By Tim Binnall
Scientists are scrambling to find a source for a strange seismic event which was picked up by sensors around the world earlier this month. The incident was reportedly first noticed on November 11th by an armchair earthquake researcher online who spotted something peculiar by way of real-time seismogram displays available online via the USGS. Noting the "most odd and unusual seismic signal" on Twitter, the citizen scientist's find caught the attention of seismologists who also found the activity to be rather intriguing.
Believed to have emanated from near the tiny island of Mayotte in the Indian Ocean, the odd event stands out to scientists because a number of aspects surrounding the seismic wave are particularly unique. They specifically point to the single-frequency, monochromatic nature of the proverbial 'hum' which reverberated across the globe as well as what appears to be no triggering earthquake event that could be cited as the cause for the activity."I don't think I've seen anything like it," marveled one seismologist to National Geographic.
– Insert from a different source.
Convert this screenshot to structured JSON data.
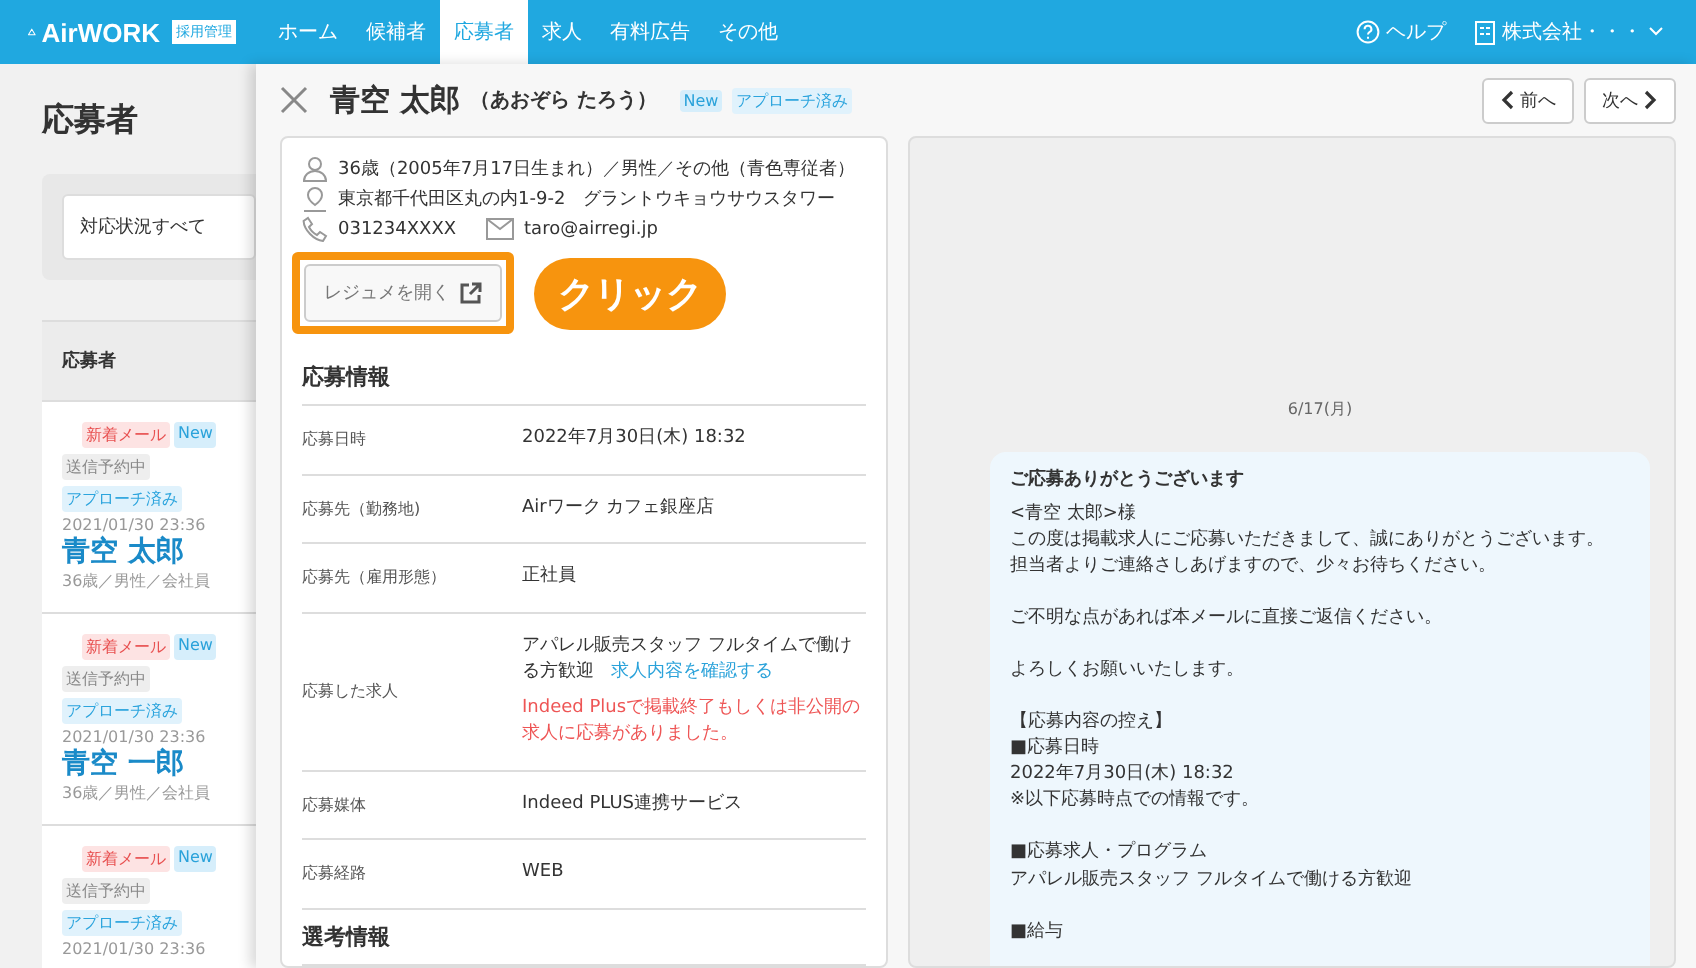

As one can imagine, the mysterious incident has spawned all manner of theories ranging from the fantastic, like sea monsters, to the more prosaic, such as a meteor strike. As of now, experts are focusing on the possibility that the event was either what is called a 'slow earthquake' or the shifting of a subterranean magma chamber as the possible sources for the seismic activity. That said, scientists concede that the case remains remarkably curious in that no one can say for certain exactly what created the commotion in the first place.